__Information supplied__
--- START ---

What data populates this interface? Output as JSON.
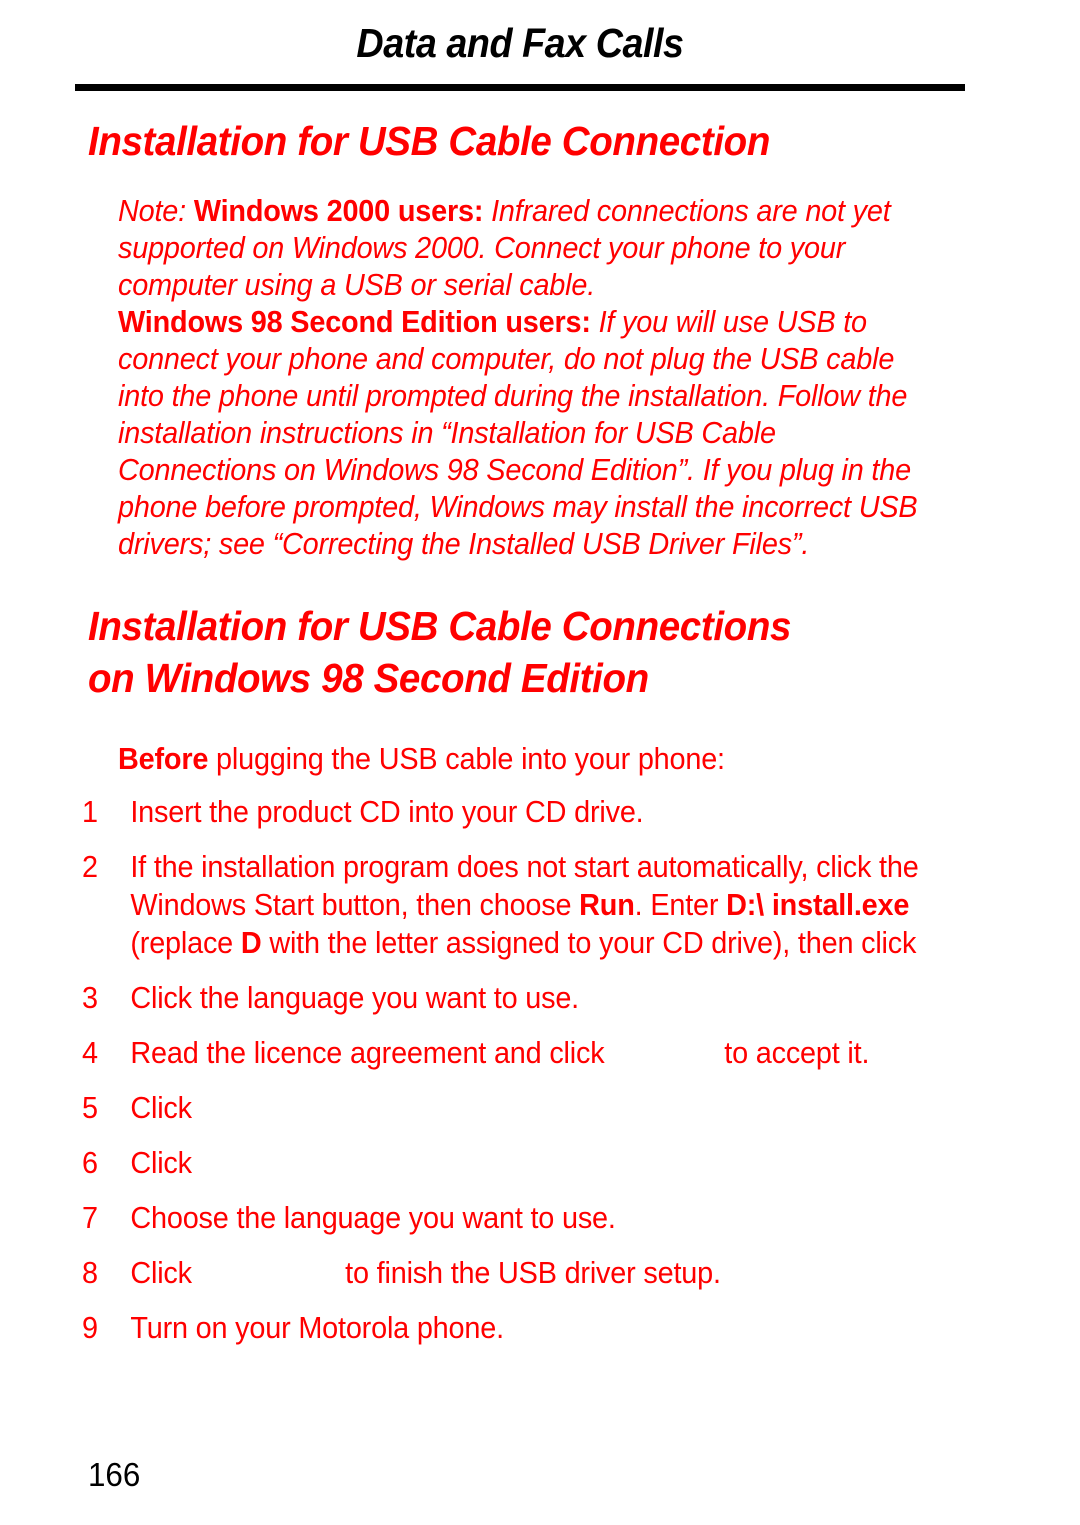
{
  "page": {
    "running_head": "Data and Fax Calls",
    "folio": "166",
    "accent_color": "#ff0000",
    "text_color": "#ff0000",
    "head_color": "#000000",
    "background": "#ffffff"
  },
  "headings": {
    "section_1": "Installation for USB Cable Connection",
    "section_2_line_1": "Installation for USB Cable Connections",
    "section_2_line_2": "on Windows 98 Second Edition"
  },
  "note": {
    "lead": "Note:",
    "bold_1": "Windows 2000 users:",
    "body_1": " Infrared connections are not yet supported on Windows 2000. Connect your phone to your computer using a USB or serial cable.",
    "bold_2": "Windows 98 Second Edition users:",
    "body_2": " If you will use USB to connect your phone and computer, do not plug the USB cable into the phone until prompted during the installation. Follow the installation instructions in “Installation for USB Cable Connections on Windows 98 Second Edition”. If you plug in the phone before prompted, Windows may install the incorrect USB drivers; see “Correcting the Installed USB Driver Files”."
  },
  "intro": {
    "bold": "Before",
    "rest": " plugging the USB cable into your phone:"
  },
  "steps": [
    {
      "num": "1",
      "parts": [
        {
          "text": "Insert the product CD into your CD drive.",
          "bold": false
        }
      ]
    },
    {
      "num": "2",
      "parts": [
        {
          "text": "If the installation program does not start automatically, click the Windows Start button, then choose ",
          "bold": false
        },
        {
          "text": "Run",
          "bold": true
        },
        {
          "text": ". Enter ",
          "bold": false
        },
        {
          "text": "D:\\",
          "bold": true
        },
        {
          "text": " ",
          "bold": false
        },
        {
          "text": "install.exe",
          "bold": true
        },
        {
          "text": " (replace ",
          "bold": false
        },
        {
          "text": "D",
          "bold": true
        },
        {
          "text": " with the letter assigned to your CD drive), then click ",
          "bold": false
        }
      ]
    },
    {
      "num": "3",
      "parts": [
        {
          "text": "Click the language you want to use.",
          "bold": false
        }
      ]
    },
    {
      "num": "4",
      "parts": [
        {
          "text": "Read the licence agreement and click ",
          "bold": false
        },
        {
          "gap": "sm"
        },
        {
          "text": " to accept it.",
          "bold": false
        }
      ]
    },
    {
      "num": "5",
      "parts": [
        {
          "text": "Click ",
          "bold": false
        }
      ]
    },
    {
      "num": "6",
      "parts": [
        {
          "text": "Click ",
          "bold": false
        }
      ]
    },
    {
      "num": "7",
      "parts": [
        {
          "text": "Choose the language you want to use.",
          "bold": false
        }
      ]
    },
    {
      "num": "8",
      "parts": [
        {
          "text": "Click ",
          "bold": false
        },
        {
          "gap": "md"
        },
        {
          "text": " to finish the USB driver setup.",
          "bold": false
        }
      ]
    },
    {
      "num": "9",
      "parts": [
        {
          "text": "Turn on your Motorola phone.",
          "bold": false
        }
      ]
    }
  ]
}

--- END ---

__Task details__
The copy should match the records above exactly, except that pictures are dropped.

__Task solution__
What data populates this interface? Output as JSON.
{
  "page": {
    "running_head": "Data and Fax Calls",
    "folio": "166",
    "accent_color": "#ff0000",
    "text_color": "#ff0000",
    "head_color": "#000000",
    "background": "#ffffff"
  },
  "headings": {
    "section_1": "Installation for USB Cable Connection",
    "section_2_line_1": "Installation for USB Cable Connections",
    "section_2_line_2": "on Windows 98 Second Edition"
  },
  "note": {
    "lead": "Note:",
    "bold_1": "Windows 2000 users:",
    "body_1": " Infrared connections are not yet supported on Windows 2000. Connect your phone to your computer using a USB or serial cable.",
    "bold_2": "Windows 98 Second Edition users:",
    "body_2": " If you will use USB to connect your phone and computer, do not plug the USB cable into the phone until prompted during the installation. Follow the installation instructions in “Installation for USB Cable Connections on Windows 98 Second Edition”. If you plug in the phone before prompted, Windows may install the incorrect USB drivers; see “Correcting the Installed USB Driver Files”."
  },
  "intro": {
    "bold": "Before",
    "rest": " plugging the USB cable into your phone:"
  },
  "steps": [
    {
      "num": "1",
      "parts": [
        {
          "text": "Insert the product CD into your CD drive.",
          "bold": false
        }
      ]
    },
    {
      "num": "2",
      "parts": [
        {
          "text": "If the installation program does not start automatically, click the Windows Start button, then choose ",
          "bold": false
        },
        {
          "text": "Run",
          "bold": true
        },
        {
          "text": ". Enter ",
          "bold": false
        },
        {
          "text": "D:\\",
          "bold": true
        },
        {
          "text": " ",
          "bold": false
        },
        {
          "text": "install.exe",
          "bold": true
        },
        {
          "text": " (replace ",
          "bold": false
        },
        {
          "text": "D",
          "bold": true
        },
        {
          "text": " with the letter assigned to your CD drive), then click ",
          "bold": false
        }
      ]
    },
    {
      "num": "3",
      "parts": [
        {
          "text": "Click the language you want to use.",
          "bold": false
        }
      ]
    },
    {
      "num": "4",
      "parts": [
        {
          "text": "Read the licence agreement and click ",
          "bold": false
        },
        {
          "gap": "sm"
        },
        {
          "text": " to accept it.",
          "bold": false
        }
      ]
    },
    {
      "num": "5",
      "parts": [
        {
          "text": "Click ",
          "bold": false
        }
      ]
    },
    {
      "num": "6",
      "parts": [
        {
          "text": "Click ",
          "bold": false
        }
      ]
    },
    {
      "num": "7",
      "parts": [
        {
          "text": "Choose the language you want to use.",
          "bold": false
        }
      ]
    },
    {
      "num": "8",
      "parts": [
        {
          "text": "Click ",
          "bold": false
        },
        {
          "gap": "md"
        },
        {
          "text": " to finish the USB driver setup.",
          "bold": false
        }
      ]
    },
    {
      "num": "9",
      "parts": [
        {
          "text": "Turn on your Motorola phone.",
          "bold": false
        }
      ]
    }
  ]
}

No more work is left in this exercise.